Sometimes you don't realize someone has affected to you until you get hit on the head with a realization. This week, that realization came about for someone whose work I've been enjoying for decades, the film critic and essayist Roger Ebert.
I read his reviews in the newspaper the entire time I lived in Illinois (he was from Urbana-Champaign, where I lived for 16 years, and graduated from the same university I attended). Ebert was always the one my film critic boyfriend said was the "good" one between him and Gene Siskel. And of course, I watched their television show on cinema, some years more faithfully than others, but I did always enjoy his perspective on the movies (did you know he is co-owner of the phrase "Two Thumbs Up"?).

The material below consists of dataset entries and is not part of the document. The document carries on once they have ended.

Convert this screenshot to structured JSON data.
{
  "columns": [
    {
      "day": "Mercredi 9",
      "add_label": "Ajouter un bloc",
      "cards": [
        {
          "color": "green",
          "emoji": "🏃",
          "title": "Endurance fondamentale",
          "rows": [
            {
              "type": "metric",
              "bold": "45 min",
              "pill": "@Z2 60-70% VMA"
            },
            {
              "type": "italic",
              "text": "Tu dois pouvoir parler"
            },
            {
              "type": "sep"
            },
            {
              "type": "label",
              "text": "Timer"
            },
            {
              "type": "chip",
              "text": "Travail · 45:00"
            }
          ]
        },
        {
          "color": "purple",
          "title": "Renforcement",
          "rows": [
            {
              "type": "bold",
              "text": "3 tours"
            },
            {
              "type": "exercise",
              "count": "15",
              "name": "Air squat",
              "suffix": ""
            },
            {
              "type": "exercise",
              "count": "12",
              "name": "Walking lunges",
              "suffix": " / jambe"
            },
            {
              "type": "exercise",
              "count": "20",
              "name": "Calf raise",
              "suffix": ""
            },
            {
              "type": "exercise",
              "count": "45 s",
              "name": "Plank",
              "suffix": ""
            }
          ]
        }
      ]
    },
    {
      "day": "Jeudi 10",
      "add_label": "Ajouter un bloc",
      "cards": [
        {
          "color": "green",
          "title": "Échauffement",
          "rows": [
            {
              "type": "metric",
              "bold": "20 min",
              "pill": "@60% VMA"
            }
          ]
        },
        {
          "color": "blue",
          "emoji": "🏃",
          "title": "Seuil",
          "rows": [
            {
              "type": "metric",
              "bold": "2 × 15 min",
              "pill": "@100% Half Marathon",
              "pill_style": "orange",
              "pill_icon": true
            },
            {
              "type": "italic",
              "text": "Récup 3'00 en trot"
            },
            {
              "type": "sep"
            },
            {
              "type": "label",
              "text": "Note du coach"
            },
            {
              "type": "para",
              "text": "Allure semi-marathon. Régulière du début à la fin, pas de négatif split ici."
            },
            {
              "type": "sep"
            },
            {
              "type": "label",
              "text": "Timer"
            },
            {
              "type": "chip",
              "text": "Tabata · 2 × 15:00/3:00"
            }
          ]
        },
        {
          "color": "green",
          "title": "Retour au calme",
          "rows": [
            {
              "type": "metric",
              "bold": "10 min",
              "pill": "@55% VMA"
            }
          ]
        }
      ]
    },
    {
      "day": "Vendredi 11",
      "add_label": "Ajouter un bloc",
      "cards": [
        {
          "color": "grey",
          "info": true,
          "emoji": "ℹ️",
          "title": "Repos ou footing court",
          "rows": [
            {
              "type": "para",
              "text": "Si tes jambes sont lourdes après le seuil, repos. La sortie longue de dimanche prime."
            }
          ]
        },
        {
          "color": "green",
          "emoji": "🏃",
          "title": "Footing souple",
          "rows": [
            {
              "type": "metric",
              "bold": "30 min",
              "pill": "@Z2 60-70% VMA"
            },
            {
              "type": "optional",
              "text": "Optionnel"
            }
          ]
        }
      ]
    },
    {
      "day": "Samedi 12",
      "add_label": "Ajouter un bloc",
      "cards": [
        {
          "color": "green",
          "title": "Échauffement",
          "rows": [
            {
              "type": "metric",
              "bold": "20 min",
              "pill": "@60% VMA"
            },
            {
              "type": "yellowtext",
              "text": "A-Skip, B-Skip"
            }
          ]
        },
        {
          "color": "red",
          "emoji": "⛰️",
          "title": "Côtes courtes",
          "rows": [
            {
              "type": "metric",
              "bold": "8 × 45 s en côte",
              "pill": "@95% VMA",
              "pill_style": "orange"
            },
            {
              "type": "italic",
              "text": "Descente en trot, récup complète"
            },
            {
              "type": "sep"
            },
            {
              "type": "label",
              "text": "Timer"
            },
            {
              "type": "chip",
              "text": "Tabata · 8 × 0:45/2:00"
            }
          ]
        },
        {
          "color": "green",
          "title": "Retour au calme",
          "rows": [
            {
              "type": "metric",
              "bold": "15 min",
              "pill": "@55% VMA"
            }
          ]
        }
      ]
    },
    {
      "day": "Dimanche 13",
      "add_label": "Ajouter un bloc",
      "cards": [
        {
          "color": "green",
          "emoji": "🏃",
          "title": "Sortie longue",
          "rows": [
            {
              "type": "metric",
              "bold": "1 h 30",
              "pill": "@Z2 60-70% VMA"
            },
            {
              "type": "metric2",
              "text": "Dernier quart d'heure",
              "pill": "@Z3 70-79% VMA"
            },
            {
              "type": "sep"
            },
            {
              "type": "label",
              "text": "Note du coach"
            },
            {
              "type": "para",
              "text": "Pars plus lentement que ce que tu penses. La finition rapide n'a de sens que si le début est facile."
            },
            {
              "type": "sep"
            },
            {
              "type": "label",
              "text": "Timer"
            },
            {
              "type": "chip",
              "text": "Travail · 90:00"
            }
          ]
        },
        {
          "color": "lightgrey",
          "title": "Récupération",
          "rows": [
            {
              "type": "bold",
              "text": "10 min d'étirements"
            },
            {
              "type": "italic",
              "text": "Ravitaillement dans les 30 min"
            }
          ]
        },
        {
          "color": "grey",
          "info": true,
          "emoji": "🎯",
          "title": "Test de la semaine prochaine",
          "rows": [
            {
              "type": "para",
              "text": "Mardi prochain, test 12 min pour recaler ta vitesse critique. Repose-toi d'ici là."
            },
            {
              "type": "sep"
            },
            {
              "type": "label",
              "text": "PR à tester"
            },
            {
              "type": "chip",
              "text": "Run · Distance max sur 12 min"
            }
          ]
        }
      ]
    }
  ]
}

Yes, you wouldn't know it to judge by how few times I've been to the cinema, rented a film, or bought one in the past few years, but for most of my teens, 20s and early 30s, I was quite the cinema student. I even sort of minored in cinema studies as an undergrad (not to mention listening to the boyfriend, who was a future professor of film criticism). So I listened to, read about, and discussed Ebert's opinions. He impressed me as a very thoughtful, articulate man who was not a shill for any big business or organization. That's always refreshing.
I didn't pay a lot of attention to movie critics in the 90s. I was busy gaining weight, raising small children, becoming part of my community, becoming a breastfeeding counselor, moving to a strange new place, and learning HTML in the 90s. I totally lost my intellectual edge.
I did notice when Ebert's partner on the TV show, Gene Siskel, died. I was glad Ebert kept going. And I was saddened to learn of his illness. More important, though, I was very impressed at how he treated his recovery. Few of us have had to go through what he has. One successful cancer treatment, then another, and finally complications that led to an inability to speak. I have spent time imagining what it would be like to make your living using the spoken word, only to lose the ability to talk. It would be discouraging. And what if you made your living on television and people were constantly talking about your looks (I remember lots of fat jokes about him), then your face became disfigured? Would you want to run and hide? I might.
Roger Ebert didn't. When his voice got "funny," he continued to be on the television, assuming, and rightly so, that people would be more interested in what he had to say than how he sounded or looked. He had lost no mental acuity.
And when he could not speak, he still didn't hide. He made the point (as I read on wikipedia) that
"We spend too much time hiding illness." And thank goodness, this man continues to write.
Last week, I was going my usual blog reading and ran across something he wrote, not really about film, but about politics and human nature. It was an entry on his blog, one that tangentially was a "review" of The Reader, but went into so much more detail about other things. It was called "Let Me Tell You What I Think,"
I finished reading this essay simply full to the brim with respect for Ebert's humanity and intellect. I am so glad he didn't go off and hide (and grateful for the Chicago Sun Times for keeping him on staff).
Here's the part of his essay that got to me the most. My blogger friend Ray said, upon reading it, "It's like he is reading y mind!"
That wise man Mark Twain told us: "In religion and politics people's beliefs and convictions are in almost every case gotten at second-hand, and without examination, from authorities who have not themselves examined the questions at issue but have taken them at second-hand from others."
This is true. It is even sometimes true of me. Perhaps of you. However, there are certain areas in which I consider myself an authority, like the movies. I have devoted years to learning about the Theory of Evolution. I think Creationism is superstitious poppycock. I believe the problem with the literal interpretation of the Bible is that anyone can easily discover its support for the opinions they already hold. I believe Conservatism has proven itself disastrous every time it has been implemented in this country. I believe George W. Bush was not only the worst president we have ever had, but the first, as far as I know, guilty of being an accessory to murder and subverting the Constitution.
Yeah, Mark Twain is a Wednesday Wonder too, doncha think? Now, Ebert has a Roman Catholic background, so he is not anti-religion. He's just anti-ignorance. There's a huge difference.
After reading further in this long and insightful essay, Ebert is raised to hero status in my book. And I have to thank him for having his writings online, because that enables others to comment. And do they ever comment! There are some amazingly intelligent, articulate and thoughtful responses to Ebert's essay that impressed me greatly. And to top it all off, I learned a lot!
So, this brilliant, strong, persistent and courageous man, Roger Ebert, became a shoe-in for Wednesday Wonder as soon as I read this piece. I went back and read more, and now look forward to his future blog postings. Thank goodness he has not been silenced.
More on Roger Ebert:
Let Me Tell You What I Think: a great essay
Wikipedia bio: http://en.wikipedia.org/wiki/Roger_Ebert
His Amazon store: http://www.amazon.com/Roger-Ebert/e/B000API2UK